(What is needed): Could you copy every record exactly, leaving the pictures behind?

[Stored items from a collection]
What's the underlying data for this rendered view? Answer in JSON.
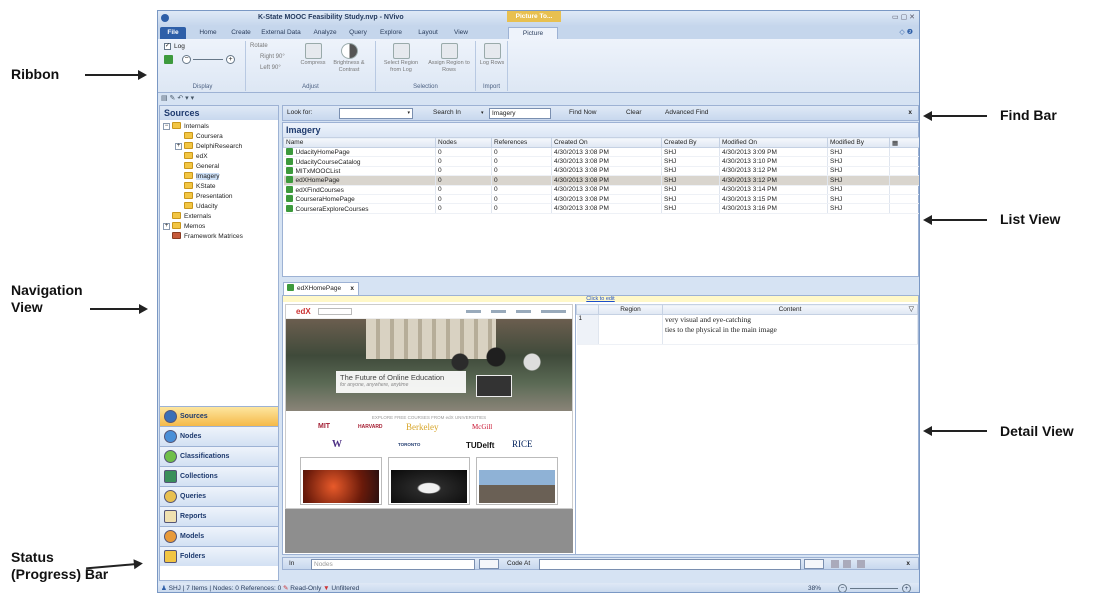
{
  "callouts": {
    "ribbon": "Ribbon",
    "navigation": [
      "Navigation",
      "View"
    ],
    "status": [
      "Status",
      "(Progress) Bar"
    ],
    "find_bar": "Find Bar",
    "list_view": "List View",
    "detail_view": "Detail View"
  },
  "window": {
    "title": "K-State MOOC Feasibility Study.nvp - NVivo",
    "context_tab": "Picture To...",
    "controls": "▭ ▢ ✕",
    "help": "◇ ❷"
  },
  "tabs": [
    "File",
    "Home",
    "Create",
    "External Data",
    "Analyze",
    "Query",
    "Explore",
    "Layout",
    "View",
    "Picture"
  ],
  "ribbon": {
    "display": {
      "log_label": "Log",
      "group": "Display"
    },
    "adjust": {
      "rotate": "Rotate",
      "right": "Right 90°",
      "left": "Left 90°",
      "compress": "Compress",
      "brightness": "Brightness & Contrast",
      "group": "Adjust"
    },
    "selection": {
      "select_region": "Select Region from Log",
      "assign_region": "Assign Region to Rows",
      "group": "Selection"
    },
    "import": {
      "log_rows": "Log Rows",
      "group": "Import"
    }
  },
  "qat": "▤ ✎ ↶ ▾ ▾",
  "nav": {
    "header": "Sources",
    "tree": {
      "internals": "Internals",
      "coursera": "Coursera",
      "delphi": "DelphiResearch",
      "edx": "edX",
      "general": "General",
      "imagery": "Imagery",
      "kstate": "KState",
      "presentation": "Presentation",
      "udacity": "Udacity",
      "externals": "Externals",
      "memos": "Memos",
      "framework": "Framework Matrices"
    },
    "buttons": [
      "Sources",
      "Nodes",
      "Classifications",
      "Collections",
      "Queries",
      "Reports",
      "Models",
      "Folders"
    ]
  },
  "findbar": {
    "look_for": "Look for:",
    "search_in": "Search In",
    "search_value": "Imagery",
    "find_now": "Find Now",
    "clear": "Clear",
    "advanced": "Advanced Find",
    "close": "x"
  },
  "list": {
    "title": "Imagery",
    "columns": [
      "Name",
      "Nodes",
      "References",
      "Created On",
      "Created By",
      "Modified On",
      "Modified By"
    ],
    "rows": [
      [
        "UdacityHomePage",
        "0",
        "0",
        "4/30/2013 3:08 PM",
        "SHJ",
        "4/30/2013 3:09 PM",
        "SHJ"
      ],
      [
        "UdacityCourseCatalog",
        "0",
        "0",
        "4/30/2013 3:08 PM",
        "SHJ",
        "4/30/2013 3:10 PM",
        "SHJ"
      ],
      [
        "MITxMOOCList",
        "0",
        "0",
        "4/30/2013 3:08 PM",
        "SHJ",
        "4/30/2013 3:12 PM",
        "SHJ"
      ],
      [
        "edXHomePage",
        "0",
        "0",
        "4/30/2013 3:08 PM",
        "SHJ",
        "4/30/2013 3:12 PM",
        "SHJ"
      ],
      [
        "edXFindCourses",
        "0",
        "0",
        "4/30/2013 3:08 PM",
        "SHJ",
        "4/30/2013 3:14 PM",
        "SHJ"
      ],
      [
        "CourseraHomePage",
        "0",
        "0",
        "4/30/2013 3:08 PM",
        "SHJ",
        "4/30/2013 3:15 PM",
        "SHJ"
      ],
      [
        "CourseraExploreCourses",
        "0",
        "0",
        "4/30/2013 3:08 PM",
        "SHJ",
        "4/30/2013 3:16 PM",
        "SHJ"
      ]
    ]
  },
  "detail": {
    "tab": "edXHomePage",
    "click_to_edit": "Click to edit",
    "region_col": "Region",
    "content_col": "Content",
    "row_num": "1",
    "content_lines": [
      "very visual and eye-catching",
      "ties to the physical in the main image"
    ],
    "image": {
      "logo": "edX",
      "hero_text": "The Future of Online Education",
      "hero_sub": "for anyone, anywhere, anytime",
      "partners_heading": "EXPLORE FREE COURSES FROM edX UNIVERSITIES",
      "logos": [
        "MIT",
        "HARVARD",
        "Berkeley",
        "McGill",
        "W",
        "TORONTO",
        "TUDelft",
        "RICE"
      ]
    }
  },
  "coding": {
    "in": "In",
    "nodes": "Nodes",
    "code_at": "Code At",
    "close": "x"
  },
  "status": {
    "user": "SHJ",
    "items": "7 Items",
    "nodes": "Nodes: 0",
    "refs": "References: 0",
    "readonly": "Read-Only",
    "unfiltered": "Unfiltered",
    "zoom": "38%"
  },
  "colors": {
    "accent": "#2e5fa8",
    "active_nav": "#f5b949",
    "selected_row": "#d9d5ce"
  }
}
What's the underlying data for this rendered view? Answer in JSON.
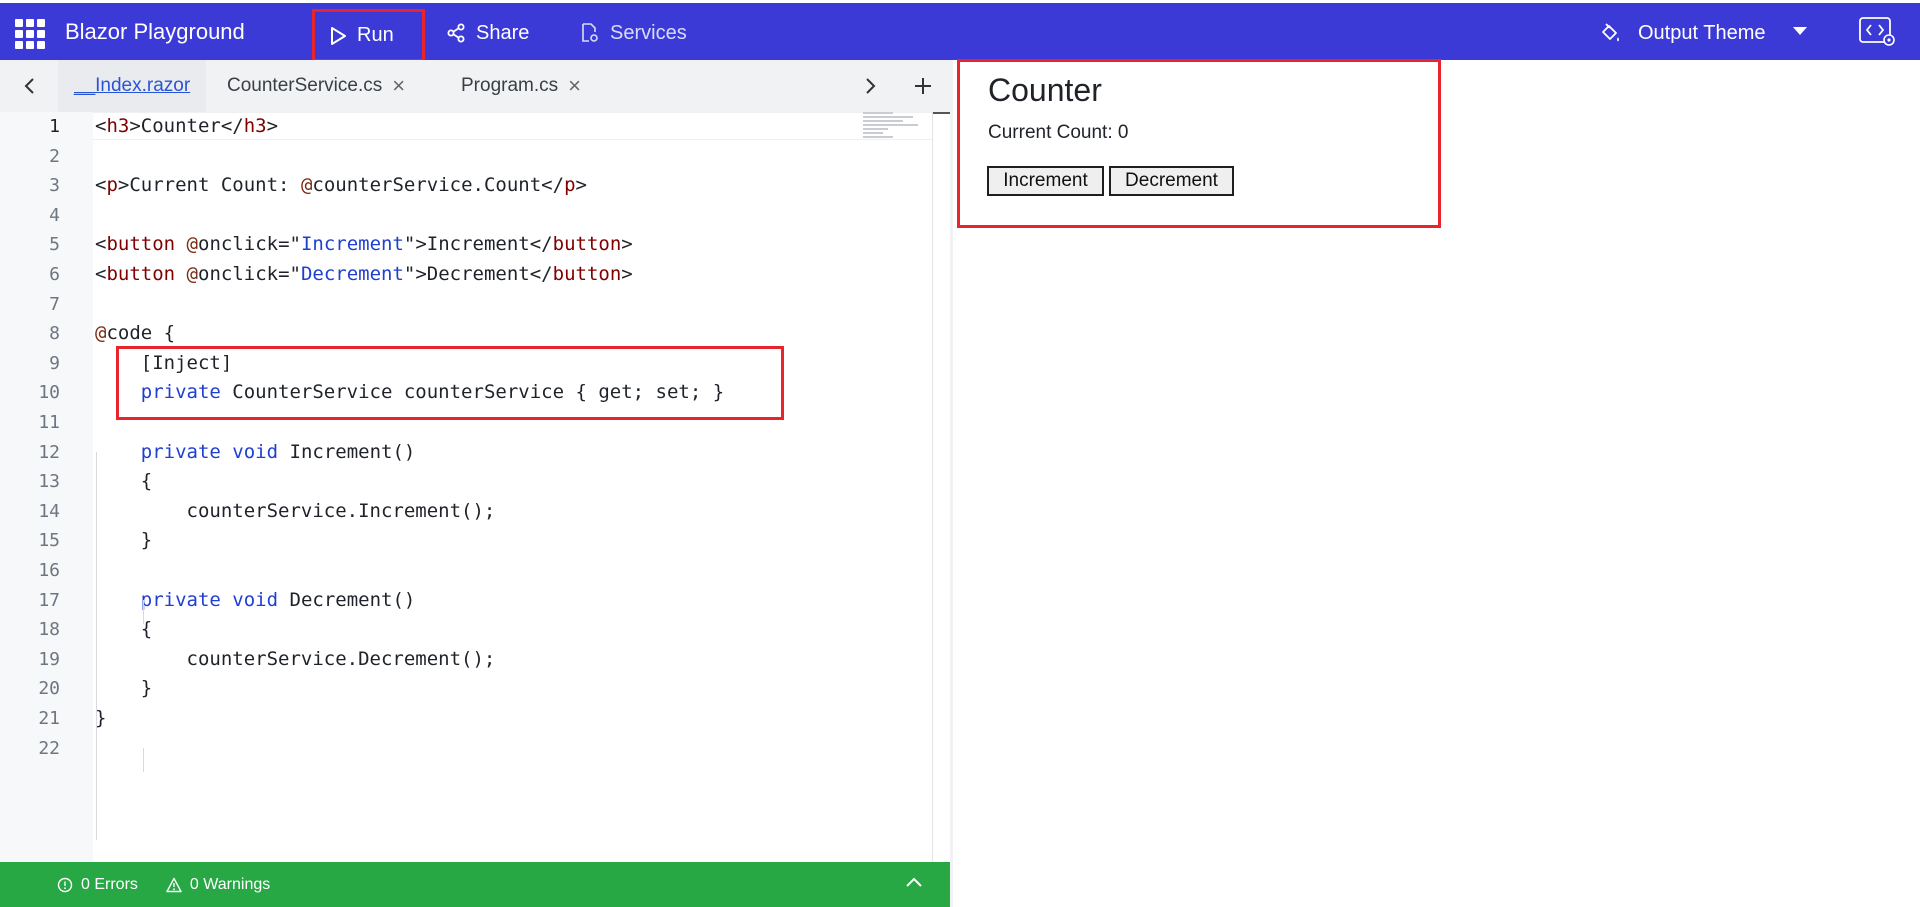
{
  "header": {
    "app_title": "Blazor Playground",
    "run_label": "Run",
    "share_label": "Share",
    "services_label": "Services",
    "theme_label": "Output Theme",
    "bg_color": "#3b3ad6"
  },
  "tabs": [
    {
      "label": "__Index.razor",
      "active": true
    },
    {
      "label": "CounterService.cs",
      "closable": true
    },
    {
      "label": "Program.cs",
      "closable": true
    }
  ],
  "editor": {
    "line_numbers": [
      "1",
      "2",
      "3",
      "4",
      "5",
      "6",
      "7",
      "8",
      "9",
      "10",
      "11",
      "12",
      "13",
      "14",
      "15",
      "16",
      "17",
      "18",
      "19",
      "20",
      "21",
      "22"
    ],
    "lines": [
      "<h3>Counter</h3>",
      "",
      "<p>Current Count: @counterService.Count</p>",
      "",
      "<button @onclick=\"Increment\">Increment</button>",
      "<button @onclick=\"Decrement\">Decrement</button>",
      "",
      "@code {",
      "    [Inject]",
      "    private CounterService counterService { get; set; }",
      "",
      "    private void Increment()",
      "    {",
      "        counterService.Increment();",
      "    }",
      "",
      "    private void Decrement()",
      "    {",
      "        counterService.Decrement();",
      "    }",
      "}",
      ""
    ]
  },
  "status": {
    "errors": "0 Errors",
    "warnings": "0 Warnings",
    "bg_color": "#28a745"
  },
  "output": {
    "title": "Counter",
    "count_text": "Current Count: 0",
    "increment_label": "Increment",
    "decrement_label": "Decrement"
  },
  "icons": {
    "run": "play-icon",
    "share": "share-icon",
    "services": "services-icon",
    "theme": "paint-bucket-icon",
    "settings": "code-settings-icon"
  }
}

(Exercise output):
What's the underlying data for this rendered view? Answer in JSON.
{
  "callouts": {
    "ribbon": "Ribbon",
    "navigation": [
      "Navigation",
      "View"
    ],
    "status": [
      "Status",
      "(Progress) Bar"
    ],
    "find_bar": "Find Bar",
    "list_view": "List View",
    "detail_view": "Detail View"
  },
  "window": {
    "title": "K-State MOOC Feasibility Study.nvp - NVivo",
    "context_tab": "Picture To...",
    "controls": "▭ ▢ ✕",
    "help": "◇ ❷"
  },
  "tabs": [
    "File",
    "Home",
    "Create",
    "External Data",
    "Analyze",
    "Query",
    "Explore",
    "Layout",
    "View",
    "Picture"
  ],
  "ribbon": {
    "display": {
      "log_label": "Log",
      "group": "Display"
    },
    "adjust": {
      "rotate": "Rotate",
      "right": "Right 90°",
      "left": "Left 90°",
      "compress": "Compress",
      "brightness": "Brightness & Contrast",
      "group": "Adjust"
    },
    "selection": {
      "select_region": "Select Region from Log",
      "assign_region": "Assign Region to Rows",
      "group": "Selection"
    },
    "import": {
      "log_rows": "Log Rows",
      "group": "Import"
    }
  },
  "qat": "▤ ✎ ↶ ▾ ▾",
  "nav": {
    "header": "Sources",
    "tree": {
      "internals": "Internals",
      "coursera": "Coursera",
      "delphi": "DelphiResearch",
      "edx": "edX",
      "general": "General",
      "imagery": "Imagery",
      "kstate": "KState",
      "presentation": "Presentation",
      "udacity": "Udacity",
      "externals": "Externals",
      "memos": "Memos",
      "framework": "Framework Matrices"
    },
    "buttons": [
      "Sources",
      "Nodes",
      "Classifications",
      "Collections",
      "Queries",
      "Reports",
      "Models",
      "Folders"
    ]
  },
  "findbar": {
    "look_for": "Look for:",
    "search_in": "Search In",
    "search_value": "Imagery",
    "find_now": "Find Now",
    "clear": "Clear",
    "advanced": "Advanced Find",
    "close": "x"
  },
  "list": {
    "title": "Imagery",
    "columns": [
      "Name",
      "Nodes",
      "References",
      "Created On",
      "Created By",
      "Modified On",
      "Modified By"
    ],
    "rows": [
      [
        "UdacityHomePage",
        "0",
        "0",
        "4/30/2013 3:08 PM",
        "SHJ",
        "4/30/2013 3:09 PM",
        "SHJ"
      ],
      [
        "UdacityCourseCatalog",
        "0",
        "0",
        "4/30/2013 3:08 PM",
        "SHJ",
        "4/30/2013 3:10 PM",
        "SHJ"
      ],
      [
        "MITxMOOCList",
        "0",
        "0",
        "4/30/2013 3:08 PM",
        "SHJ",
        "4/30/2013 3:12 PM",
        "SHJ"
      ],
      [
        "edXHomePage",
        "0",
        "0",
        "4/30/2013 3:08 PM",
        "SHJ",
        "4/30/2013 3:12 PM",
        "SHJ"
      ],
      [
        "edXFindCourses",
        "0",
        "0",
        "4/30/2013 3:08 PM",
        "SHJ",
        "4/30/2013 3:14 PM",
        "SHJ"
      ],
      [
        "CourseraHomePage",
        "0",
        "0",
        "4/30/2013 3:08 PM",
        "SHJ",
        "4/30/2013 3:15 PM",
        "SHJ"
      ],
      [
        "CourseraExploreCourses",
        "0",
        "0",
        "4/30/2013 3:08 PM",
        "SHJ",
        "4/30/2013 3:16 PM",
        "SHJ"
      ]
    ]
  },
  "detail": {
    "tab": "edXHomePage",
    "click_to_edit": "Click to edit",
    "region_col": "Region",
    "content_col": "Content",
    "row_num": "1",
    "content_lines": [
      "very visual and eye-catching",
      "ties to the physical in the main image"
    ],
    "image": {
      "logo": "edX",
      "hero_text": "The Future of Online Education",
      "hero_sub": "for anyone, anywhere, anytime",
      "partners_heading": "EXPLORE FREE COURSES FROM edX UNIVERSITIES",
      "logos": [
        "MIT",
        "HARVARD",
        "Berkeley",
        "McGill",
        "W",
        "TORONTO",
        "TUDelft",
        "RICE"
      ]
    }
  },
  "coding": {
    "in": "In",
    "nodes": "Nodes",
    "code_at": "Code At",
    "close": "x"
  },
  "status": {
    "user": "SHJ",
    "items": "7 Items",
    "nodes": "Nodes: 0",
    "refs": "References: 0",
    "readonly": "Read-Only",
    "unfiltered": "Unfiltered",
    "zoom": "38%"
  },
  "colors": {
    "accent": "#2e5fa8",
    "active_nav": "#f5b949",
    "selected_row": "#d9d5ce"
  }
}
What's the underlying data for this rendered view? Answer in JSON.
{
  "header": {
    "app_title": "Blazor Playground",
    "run_label": "Run",
    "share_label": "Share",
    "services_label": "Services",
    "theme_label": "Output Theme",
    "bg_color": "#3b3ad6"
  },
  "tabs": [
    {
      "label": "__Index.razor",
      "active": true
    },
    {
      "label": "CounterService.cs",
      "closable": true
    },
    {
      "label": "Program.cs",
      "closable": true
    }
  ],
  "editor": {
    "line_numbers": [
      "1",
      "2",
      "3",
      "4",
      "5",
      "6",
      "7",
      "8",
      "9",
      "10",
      "11",
      "12",
      "13",
      "14",
      "15",
      "16",
      "17",
      "18",
      "19",
      "20",
      "21",
      "22"
    ],
    "lines": [
      "<h3>Counter</h3>",
      "",
      "<p>Current Count: @counterService.Count</p>",
      "",
      "<button @onclick=\"Increment\">Increment</button>",
      "<button @onclick=\"Decrement\">Decrement</button>",
      "",
      "@code {",
      "    [Inject]",
      "    private CounterService counterService { get; set; }",
      "",
      "    private void Increment()",
      "    {",
      "        counterService.Increment();",
      "    }",
      "",
      "    private void Decrement()",
      "    {",
      "        counterService.Decrement();",
      "    }",
      "}",
      ""
    ]
  },
  "status": {
    "errors": "0 Errors",
    "warnings": "0 Warnings",
    "bg_color": "#28a745"
  },
  "output": {
    "title": "Counter",
    "count_text": "Current Count: 0",
    "increment_label": "Increment",
    "decrement_label": "Decrement"
  },
  "icons": {
    "run": "play-icon",
    "share": "share-icon",
    "services": "services-icon",
    "theme": "paint-bucket-icon",
    "settings": "code-settings-icon"
  }
}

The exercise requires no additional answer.